An awesome story in the NY Times about people moving away from conspicuous consumption and gravitating towards experiences. I've been saying this for awhile but its nice to be reassured by the Times that its not just my imagination. There's been actual studies done, and not surprising they've found that pair of shoes you've lusted for, that happiness fades fast.
An experience meanwhile slowly fades, and with rose colored glasses, that experience may take on more meaning and generate more happiness over a long period of time.
And the advantage of living downtown?
The ease in surrounding oneself with other experience centric people.
For example, the Cincinnati Nomerati's cheese party.
Jennifer Black, president of the retailing research company Jennifer Black & Associates and a member of the Governor’s Council of Economic Advisors in Oregon says “I think people are realizing they don’t need what they had. They’re more interested in creating memories.”
The most positive aspect of creating these experiences is strengthening social bonds, which already show ample evidence in amplifying happiness.
The real manifestation of all this is of course more and more friends moving to CBD/OTR to be even closer to these experiences.
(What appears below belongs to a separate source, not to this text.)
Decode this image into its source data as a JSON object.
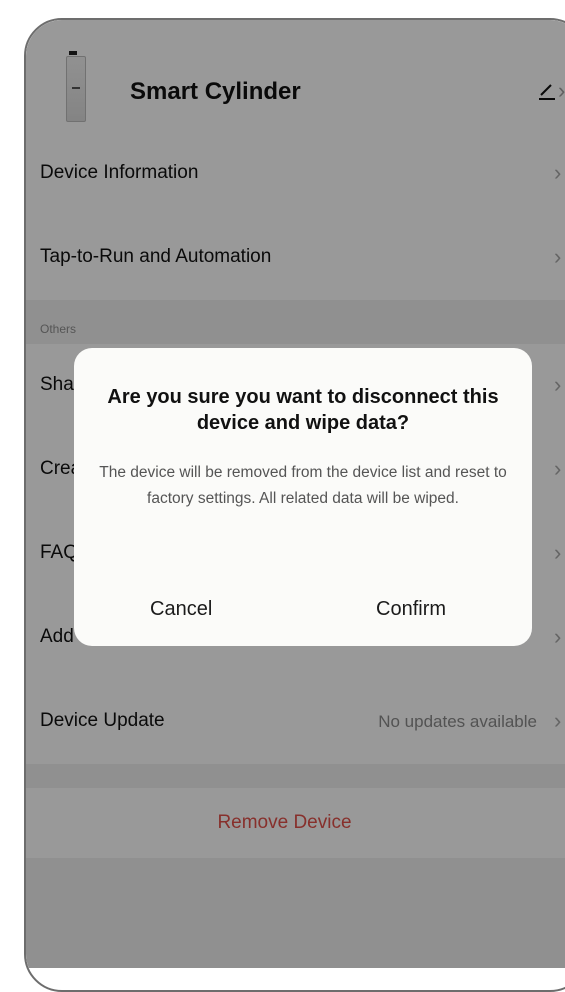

If going to Final Friday or an event on the Square is awesome, going with a bunch of friends is awesome2.
Kitty, cat-tering the fire alarm.
A group of friends turns a fire alarm from a situation to endure into a serendipitous opportunity to have a good time in an unexpected way.
Family aside all this social media has given me an embarrassment of riches, more strong friendships, casual acquaintances and weak ties than I ever could have wished for and I'm happier than probably at any other point in my life.[where: 45202]best place to learn how to live downtown cincinnati ohio the ethos of Cincinnati